"Americana" is sometimes used as a catch-all description for music that doesn't fit any other genre. It is supposed to describe music that is a fusion of American styles including blues, country, bluegrass, R&B and others with American roots. Americana - the intended definition - is a good description of Dirk Powell's music.

The title song is a dedication to his great-great-grandmother who escaped Confederate soldiers, bore a son by a man who "took advantage of her," and crossed the mountains to Clay County, Ky. to build herself and her son a life. It's a tale of hard work and hard times, met with stubborness and perserverance. It's as American as the baying bluetick hound the song mentions. Going on a different tack, the 1847 hymn "Abide With Me" is offered in New Orleans style, featuring the late Levon Helm on drums and his daughter Amy singing harmony. It's complete with horns and will remind you of a New Orleans funeral procession.

Powell takes you on a journey from Cajun/Zydeco influences ("Spoonbread," a Louisiana story, and "As I Went Out A' Walkin'," a matchup between a Cajun-influenced fiddle and electric instruments, trading musical interludes with short snatches of lyrics), to the slow, deliberate measures of "Sweet Goes The Whistle," yet another fiddle-led celebration of recollections of life, to a blues-driven "Rollin' Round This Town," kicked off by Jerry Douglas on slide guitar. "That Ain't Right" could have been a '60's rock number, complete with improvised guitar licks and an easy, rocking sound (though not many rock songs featured an accordion).
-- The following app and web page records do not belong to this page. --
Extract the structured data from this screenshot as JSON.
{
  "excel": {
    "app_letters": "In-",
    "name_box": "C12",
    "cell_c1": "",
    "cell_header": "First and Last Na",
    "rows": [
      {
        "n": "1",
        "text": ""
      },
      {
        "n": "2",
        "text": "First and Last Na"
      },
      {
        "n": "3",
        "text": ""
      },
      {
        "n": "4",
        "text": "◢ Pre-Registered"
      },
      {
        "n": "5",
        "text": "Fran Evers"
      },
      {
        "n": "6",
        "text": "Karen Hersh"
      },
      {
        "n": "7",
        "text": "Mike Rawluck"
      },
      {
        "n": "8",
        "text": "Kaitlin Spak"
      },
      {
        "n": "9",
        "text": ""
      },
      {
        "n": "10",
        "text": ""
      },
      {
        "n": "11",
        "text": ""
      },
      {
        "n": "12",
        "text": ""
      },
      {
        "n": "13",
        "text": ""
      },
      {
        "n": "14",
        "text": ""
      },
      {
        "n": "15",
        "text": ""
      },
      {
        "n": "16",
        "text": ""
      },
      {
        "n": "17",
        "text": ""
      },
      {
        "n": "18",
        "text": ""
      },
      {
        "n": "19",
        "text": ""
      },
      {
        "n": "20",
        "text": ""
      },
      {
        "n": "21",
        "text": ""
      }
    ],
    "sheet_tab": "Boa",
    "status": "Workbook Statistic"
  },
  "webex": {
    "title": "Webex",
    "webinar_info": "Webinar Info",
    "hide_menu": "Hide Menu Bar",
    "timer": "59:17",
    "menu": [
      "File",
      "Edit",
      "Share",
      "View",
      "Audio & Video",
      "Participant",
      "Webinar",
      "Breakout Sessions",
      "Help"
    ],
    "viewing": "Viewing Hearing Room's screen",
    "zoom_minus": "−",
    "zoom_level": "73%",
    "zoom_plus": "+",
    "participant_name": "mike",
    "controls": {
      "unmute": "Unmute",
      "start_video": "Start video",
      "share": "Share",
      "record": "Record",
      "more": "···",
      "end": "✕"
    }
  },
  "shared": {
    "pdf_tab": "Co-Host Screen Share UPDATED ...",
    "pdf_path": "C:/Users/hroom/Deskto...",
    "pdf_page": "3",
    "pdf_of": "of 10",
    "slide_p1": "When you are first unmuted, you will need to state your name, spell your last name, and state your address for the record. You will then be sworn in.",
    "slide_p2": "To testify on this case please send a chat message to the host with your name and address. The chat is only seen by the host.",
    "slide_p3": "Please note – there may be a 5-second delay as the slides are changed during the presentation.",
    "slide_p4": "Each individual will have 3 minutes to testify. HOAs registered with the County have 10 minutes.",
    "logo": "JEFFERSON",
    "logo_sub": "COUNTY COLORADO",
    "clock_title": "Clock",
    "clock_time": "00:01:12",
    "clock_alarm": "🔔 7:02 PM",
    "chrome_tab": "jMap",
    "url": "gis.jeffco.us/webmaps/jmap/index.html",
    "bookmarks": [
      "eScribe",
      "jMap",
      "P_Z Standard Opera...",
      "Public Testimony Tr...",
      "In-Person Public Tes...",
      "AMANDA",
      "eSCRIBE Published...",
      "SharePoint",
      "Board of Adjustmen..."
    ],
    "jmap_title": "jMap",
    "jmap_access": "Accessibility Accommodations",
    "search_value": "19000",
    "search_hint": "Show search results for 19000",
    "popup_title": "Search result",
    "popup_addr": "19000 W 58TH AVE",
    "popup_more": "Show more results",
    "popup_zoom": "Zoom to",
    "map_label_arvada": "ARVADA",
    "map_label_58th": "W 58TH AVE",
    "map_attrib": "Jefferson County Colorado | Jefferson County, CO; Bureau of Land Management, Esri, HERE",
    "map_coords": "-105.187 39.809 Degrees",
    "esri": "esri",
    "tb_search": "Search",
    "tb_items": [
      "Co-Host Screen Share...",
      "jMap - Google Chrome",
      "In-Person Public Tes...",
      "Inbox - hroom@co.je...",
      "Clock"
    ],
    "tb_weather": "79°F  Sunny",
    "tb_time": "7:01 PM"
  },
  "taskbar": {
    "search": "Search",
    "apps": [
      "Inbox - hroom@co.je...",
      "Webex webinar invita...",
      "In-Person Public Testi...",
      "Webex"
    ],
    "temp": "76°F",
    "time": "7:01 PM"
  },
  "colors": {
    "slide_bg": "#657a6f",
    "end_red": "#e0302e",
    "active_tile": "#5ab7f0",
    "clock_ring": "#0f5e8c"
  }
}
You can't pigeonhole this music into one genre slot, but isn't that what Americana is supposed to be? It's a welcome relief from music that sounds alike, song after song, until you can't remember what you've heard. Excellent musicians (Douglas, Helm, Powell, ex-wife Christine Balfa, ...) playing a wide variety of instruments (fiddle, multiple types of banjos, harmonica, percussion, cello, saxophone) means a musical experience you won't soon forget. If you can cut the bonds of genre worship, this will be a treat.